We hold that an order denying a vexatious litigant permission
to file a paper is not appealable as a matter of right under
rule 3 of the Utah Rules of Appellate Procedure. Appeals of
right can generally be taken only from a final judgment that
fully and completely resolves all claims by all parties.
See Utah R. App. P. 3(a) (stating that appeals
"may be taken . . . from all final orders and
judgments"); Utah R. Civ. P. 54(a) (stating that a
"judgment" is "a decree or order that
adjudicates all claims and the rights and liabilities of all
parties"); see also Loffredo v. Holt, 2001 UT
97, ¶ 10, 37 P.3d 1070 (holding that appellate courts
ordinarily do "not have jurisdiction over an appeal
unless it is taken from a final judgment"). An order
that does nothing more than deny a vexatious litigant
permission to file a document falls far short of resolving
all claims by all parties in the case.
Neither is the order the type of postjudgment order that may
be separately appealable. Many postjudgment orders are
appealable as a matter of right. See Utah R. App. P.
4(b) (listing postjudgment orders from which the appeal time
runs "from the entry of the dispositive order");
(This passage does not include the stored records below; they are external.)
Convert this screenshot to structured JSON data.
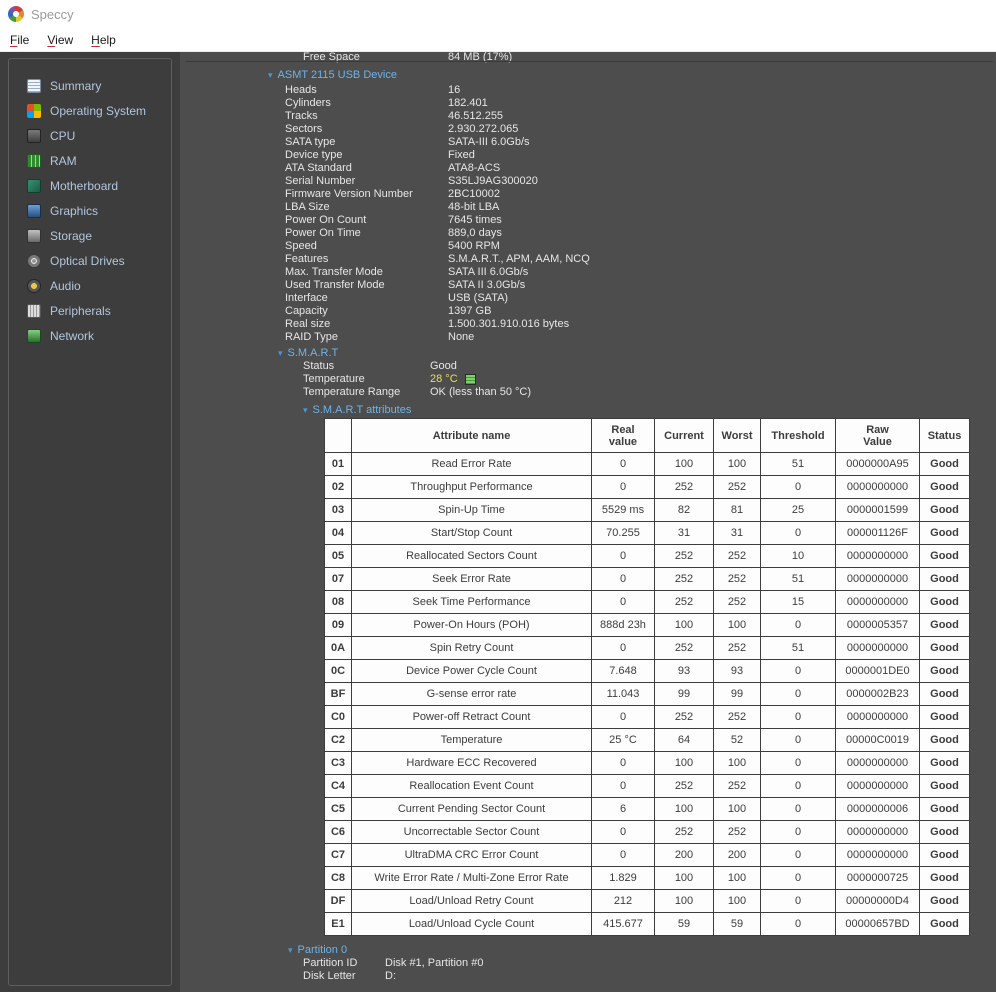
{
  "window": {
    "title": "Speccy"
  },
  "menu": {
    "items": [
      "File",
      "View",
      "Help"
    ]
  },
  "sidebar": {
    "items": [
      {
        "label": "Summary",
        "icon": "summary-icon"
      },
      {
        "label": "Operating System",
        "icon": "os-icon"
      },
      {
        "label": "CPU",
        "icon": "cpu-icon"
      },
      {
        "label": "RAM",
        "icon": "ram-icon"
      },
      {
        "label": "Motherboard",
        "icon": "motherboard-icon"
      },
      {
        "label": "Graphics",
        "icon": "graphics-icon"
      },
      {
        "label": "Storage",
        "icon": "storage-icon"
      },
      {
        "label": "Optical Drives",
        "icon": "optical-drives-icon"
      },
      {
        "label": "Audio",
        "icon": "audio-icon"
      },
      {
        "label": "Peripherals",
        "icon": "peripherals-icon"
      },
      {
        "label": "Network",
        "icon": "network-icon"
      }
    ]
  },
  "content": {
    "top_partial": {
      "label": "Free Space",
      "value": "84 MB (17%)"
    },
    "device": {
      "title": "ASMT 2115 USB Device",
      "rows": [
        {
          "label": "Heads",
          "value": "16"
        },
        {
          "label": "Cylinders",
          "value": "182.401"
        },
        {
          "label": "Tracks",
          "value": "46.512.255"
        },
        {
          "label": "Sectors",
          "value": "2.930.272.065"
        },
        {
          "label": "SATA type",
          "value": "SATA-III 6.0Gb/s"
        },
        {
          "label": "Device type",
          "value": "Fixed"
        },
        {
          "label": "ATA Standard",
          "value": "ATA8-ACS"
        },
        {
          "label": "Serial Number",
          "value": "S35LJ9AG300020"
        },
        {
          "label": "Firmware Version Number",
          "value": "2BC10002"
        },
        {
          "label": "LBA Size",
          "value": "48-bit LBA"
        },
        {
          "label": "Power On Count",
          "value": "7645 times"
        },
        {
          "label": "Power On Time",
          "value": "889,0 days"
        },
        {
          "label": "Speed",
          "value": "5400 RPM"
        },
        {
          "label": "Features",
          "value": "S.M.A.R.T., APM, AAM, NCQ"
        },
        {
          "label": "Max. Transfer Mode",
          "value": "SATA III 6.0Gb/s"
        },
        {
          "label": "Used Transfer Mode",
          "value": "SATA II 3.0Gb/s"
        },
        {
          "label": "Interface",
          "value": "USB (SATA)"
        },
        {
          "label": "Capacity",
          "value": "1397 GB"
        },
        {
          "label": "Real size",
          "value": "1.500.301.910.016 bytes"
        },
        {
          "label": "RAID Type",
          "value": "None"
        }
      ]
    },
    "smart": {
      "title": "S.M.A.R.T",
      "rows": [
        {
          "label": "Status",
          "value": "Good"
        },
        {
          "label": "Temperature",
          "value": "28 °C",
          "color": "#e8df5e",
          "icon": "temperature-graph-icon"
        },
        {
          "label": "Temperature Range",
          "value": "OK (less than 50 °C)"
        }
      ]
    },
    "attributes": {
      "title": "S.M.A.R.T attributes",
      "headers": {
        "id": "",
        "attribute": "Attribute name",
        "real": "Real\nvalue",
        "current": "Current",
        "worst": "Worst",
        "threshold": "Threshold",
        "raw": "Raw\nValue",
        "status": "Status"
      },
      "rows": [
        {
          "id": "01",
          "name": "Read Error Rate",
          "real": "0",
          "current": "100",
          "worst": "100",
          "threshold": "51",
          "raw": "0000000A95",
          "status": "Good"
        },
        {
          "id": "02",
          "name": "Throughput Performance",
          "real": "0",
          "current": "252",
          "worst": "252",
          "threshold": "0",
          "raw": "0000000000",
          "status": "Good"
        },
        {
          "id": "03",
          "name": "Spin-Up Time",
          "real": "5529 ms",
          "current": "82",
          "worst": "81",
          "threshold": "25",
          "raw": "0000001599",
          "status": "Good"
        },
        {
          "id": "04",
          "name": "Start/Stop Count",
          "real": "70.255",
          "current": "31",
          "worst": "31",
          "threshold": "0",
          "raw": "000001126F",
          "status": "Good"
        },
        {
          "id": "05",
          "name": "Reallocated Sectors Count",
          "real": "0",
          "current": "252",
          "worst": "252",
          "threshold": "10",
          "raw": "0000000000",
          "status": "Good"
        },
        {
          "id": "07",
          "name": "Seek Error Rate",
          "real": "0",
          "current": "252",
          "worst": "252",
          "threshold": "51",
          "raw": "0000000000",
          "status": "Good"
        },
        {
          "id": "08",
          "name": "Seek Time Performance",
          "real": "0",
          "current": "252",
          "worst": "252",
          "threshold": "15",
          "raw": "0000000000",
          "status": "Good"
        },
        {
          "id": "09",
          "name": "Power-On Hours (POH)",
          "real": "888d 23h",
          "current": "100",
          "worst": "100",
          "threshold": "0",
          "raw": "0000005357",
          "status": "Good"
        },
        {
          "id": "0A",
          "name": "Spin Retry Count",
          "real": "0",
          "current": "252",
          "worst": "252",
          "threshold": "51",
          "raw": "0000000000",
          "status": "Good"
        },
        {
          "id": "0C",
          "name": "Device Power Cycle Count",
          "real": "7.648",
          "current": "93",
          "worst": "93",
          "threshold": "0",
          "raw": "0000001DE0",
          "status": "Good"
        },
        {
          "id": "BF",
          "name": "G-sense error rate",
          "real": "11.043",
          "current": "99",
          "worst": "99",
          "threshold": "0",
          "raw": "0000002B23",
          "status": "Good"
        },
        {
          "id": "C0",
          "name": "Power-off Retract Count",
          "real": "0",
          "current": "252",
          "worst": "252",
          "threshold": "0",
          "raw": "0000000000",
          "status": "Good"
        },
        {
          "id": "C2",
          "name": "Temperature",
          "real": "25 °C",
          "current": "64",
          "worst": "52",
          "threshold": "0",
          "raw": "00000C0019",
          "status": "Good"
        },
        {
          "id": "C3",
          "name": "Hardware ECC Recovered",
          "real": "0",
          "current": "100",
          "worst": "100",
          "threshold": "0",
          "raw": "0000000000",
          "status": "Good"
        },
        {
          "id": "C4",
          "name": "Reallocation Event Count",
          "real": "0",
          "current": "252",
          "worst": "252",
          "threshold": "0",
          "raw": "0000000000",
          "status": "Good"
        },
        {
          "id": "C5",
          "name": "Current Pending Sector Count",
          "real": "6",
          "current": "100",
          "worst": "100",
          "threshold": "0",
          "raw": "0000000006",
          "status": "Good"
        },
        {
          "id": "C6",
          "name": "Uncorrectable Sector Count",
          "real": "0",
          "current": "252",
          "worst": "252",
          "threshold": "0",
          "raw": "0000000000",
          "status": "Good"
        },
        {
          "id": "C7",
          "name": "UltraDMA CRC Error Count",
          "real": "0",
          "current": "200",
          "worst": "200",
          "threshold": "0",
          "raw": "0000000000",
          "status": "Good"
        },
        {
          "id": "C8",
          "name": "Write Error Rate / Multi-Zone Error Rate",
          "real": "1.829",
          "current": "100",
          "worst": "100",
          "threshold": "0",
          "raw": "0000000725",
          "status": "Good"
        },
        {
          "id": "DF",
          "name": "Load/Unload Retry Count",
          "real": "212",
          "current": "100",
          "worst": "100",
          "threshold": "0",
          "raw": "00000000D4",
          "status": "Good"
        },
        {
          "id": "E1",
          "name": "Load/Unload Cycle Count",
          "real": "415.677",
          "current": "59",
          "worst": "59",
          "threshold": "0",
          "raw": "00000657BD",
          "status": "Good"
        }
      ]
    },
    "partition": {
      "title": "Partition 0",
      "rows": [
        {
          "label": "Partition ID",
          "value": "Disk #1, Partition #0"
        },
        {
          "label": "Disk Letter",
          "value": "D:"
        }
      ]
    }
  },
  "colors": {
    "accent_blue": "#6fb3e5",
    "good_green": "#00b000",
    "temp_yellow": "#e8df5e",
    "sidebar_bg": "#3d3d3d",
    "content_bg": "#4d4d4d"
  }
}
Cheves v. Williams, 1999 UT 86, ¶ 50, 993 P.2d
191 (holding that orders enforcing a judgment are
"separate and distinct" from the underlying
judgment and require a separate notice of appeal). However,
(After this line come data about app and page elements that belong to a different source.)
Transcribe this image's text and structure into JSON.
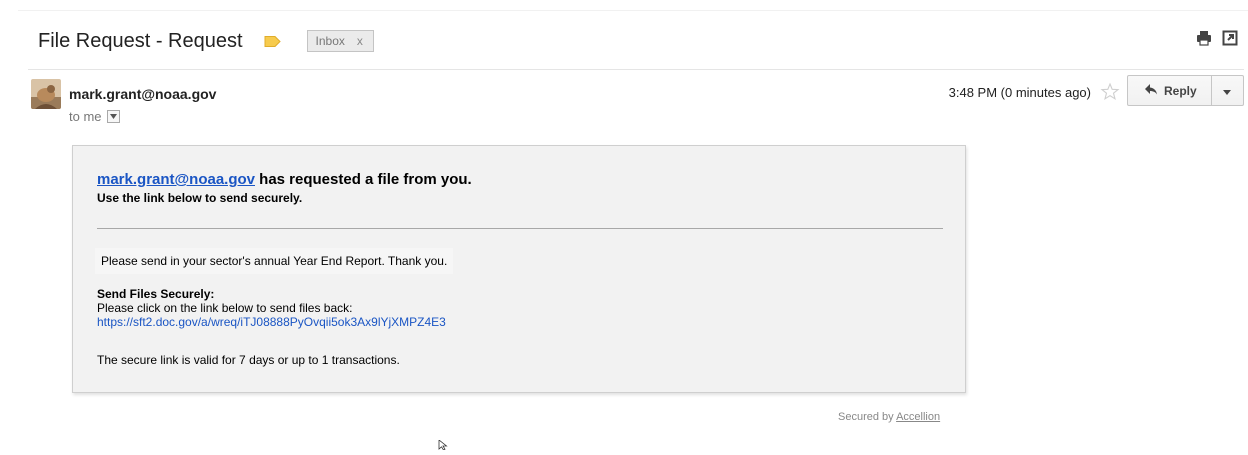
{
  "email": {
    "subject": "File Request - Request",
    "label_chip": "Inbox",
    "label_remove": "x",
    "sender": "mark.grant@noaa.gov",
    "recipient_line": "to me",
    "timestamp": "3:48 PM (0 minutes ago)",
    "reply_label": "Reply"
  },
  "message": {
    "requester_link": "mark.grant@noaa.gov",
    "headline_suffix": " has requested a file from you.",
    "subhead": "Use the link below to send securely.",
    "body_note": "Please send in your sector's annual Year End Report.  Thank you.",
    "send_title": "Send Files Securely:",
    "send_desc": "Please click on the link below to send files back:",
    "secure_link": "https://sft2.doc.gov/a/wreq/iTJ08888PyOvqii5ok3Ax9lYjXMPZ4E3",
    "validity": "The secure link is valid for 7 days or up to 1 transactions."
  },
  "footer": {
    "secured_prefix": "Secured by ",
    "secured_link": "Accellion"
  },
  "icons": {
    "importance": "importance-marker-icon",
    "print": "print-icon",
    "new_window": "new-window-icon",
    "star": "star-icon",
    "reply": "reply-arrow-icon",
    "menu": "chevron-down-icon",
    "details": "details-dropdown-icon"
  },
  "colors": {
    "importance_marker": "#f7cb4d",
    "link": "#1a55c4",
    "card_background": "#f2f2f2"
  }
}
there is nothing in rule 83 that suggests that a vexatious
litigant may appeal an order denying leave to file a document
in a postjudgment setting. Utah R. Civ. P. 83. And orders
pursuant to rule 83 are not identified in other rules that
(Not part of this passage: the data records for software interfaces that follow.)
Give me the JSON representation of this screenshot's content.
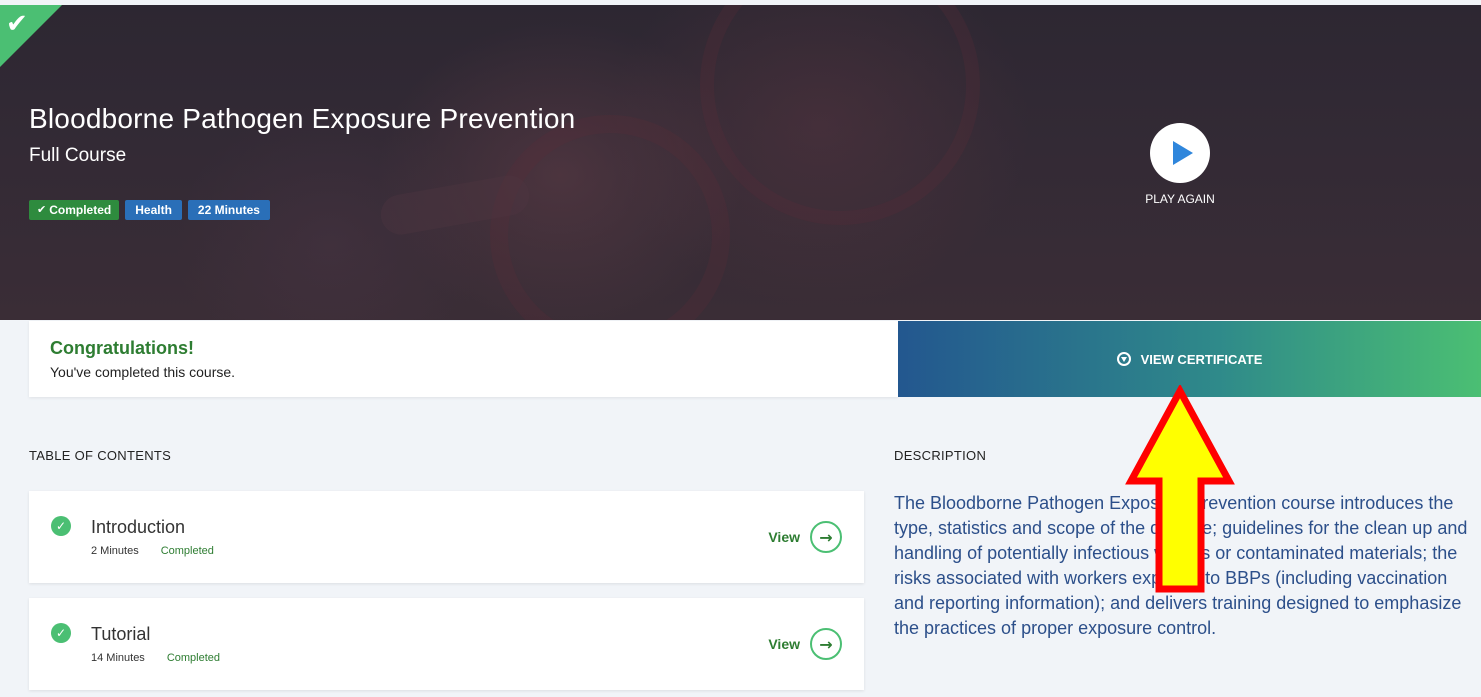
{
  "hero": {
    "title": "Bloodborne Pathogen Exposure Prevention",
    "subtitle": "Full Course",
    "badges": [
      {
        "label": "Completed",
        "icon": "check-icon",
        "color": "#2e8b3e"
      },
      {
        "label": "Health",
        "color": "#2a6fb8"
      },
      {
        "label": "22 Minutes",
        "color": "#2a6fb8"
      }
    ],
    "play_label": "PLAY AGAIN",
    "completed_corner_icon": "check-icon"
  },
  "congrats": {
    "title": "Congratulations!",
    "text": "You've completed this course."
  },
  "certificate": {
    "label": "VIEW CERTIFICATE",
    "icon": "download-circle-icon"
  },
  "toc": {
    "heading": "TABLE OF CONTENTS",
    "items": [
      {
        "title": "Introduction",
        "duration": "2 Minutes",
        "status": "Completed",
        "action": "View"
      },
      {
        "title": "Tutorial",
        "duration": "14 Minutes",
        "status": "Completed",
        "action": "View"
      }
    ]
  },
  "description": {
    "heading": "DESCRIPTION",
    "text": "The Bloodborne Pathogen Exposure Prevention course introduces the type, statistics and scope of the disease; guidelines for the clean up and handling of potentially infectious wastes or contaminated materials; the risks associated with workers exposed to BBPs (including vaccination and reporting information); and delivers training designed to emphasize the practices of proper exposure control."
  },
  "colors": {
    "accent_green": "#4bbf73",
    "text_green": "#2e7d32",
    "badge_blue": "#2a6fb8",
    "description_blue": "#2c4f8a",
    "annotation_arrow": "#ffff00",
    "annotation_outline": "#ff0000"
  }
}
address postjudgment orders and affect appeals from such
orders. See Utah R. App. P. 4(b); Utah R. Civ. P.
58A(b) (listing postjudgment orders for which no
"separate document" need be filed to permit an
appeal to be taken from the dispositive order).
Moreover, to permit a vexatious litigant to appeal as a
matter of right from the denial of permission to file what
has been deemed to be essentially a frivolous document would
negate the overall purpose of the rule, which is to avoid
waste of litigant and judicial resources. "We interpret
court rules, like statutes and administrative rules,
according to their plain language." Burns v.
Boyden, 2006 UT 14, ¶ 19, 133 P.3d 370.
Furthermore, we will read the plain language of the rule as a
whole, see Board of Educ. v. Sandy City Corp., 2004
UT 37, ¶ 9, 94 P.3d 234, and "seek to give effect
to the intent of the body that promulgated the rule."
Burns, 2006 UT 14, ¶ 19. Allowing such appeals
as a matter of right would merely shift the vexatious
litigant's inappropriate use of judicial resources from
the district court to the appellate court and would increase
the wasteful use of resources by involving multiple judges to
review each appeal. Construing rule 83 to permit direct
appeals from the denial of permission to file would be
inconsistent with the intended effect of the rule.
Appellate courts may not act on an appeal unless appellate
jurisdiction has been properly invoked. Copper Hills
Custom Homes, LLC, v. Countrywide Bank, FSB, 2018 UT 56,
¶ 1, 428 P.3d 1133. "An appeal is improper if it is
taken from an order or judgment that is not final . . .
unless it fits within an exception to the final judgment
rule." Bradbury v. Valencia, 2000 UT 50, ¶
8, 5 P.3d 649. "[O]rders and judgments that are not
final can be appealed if such appeals are statutorily
permissible, if the appellate court grants permission under
rule 5 of the Utah Rules of Appellate Procedure, or if the
trial court expressly certifies them as final for purposes of
appeal under rule 54(b) of the Utah Rules of Civil
Procedure." Id. ¶ 12. An order denying
permission to file a document proposed by a vexatious
litigant subject to pre-filing restrictions is not an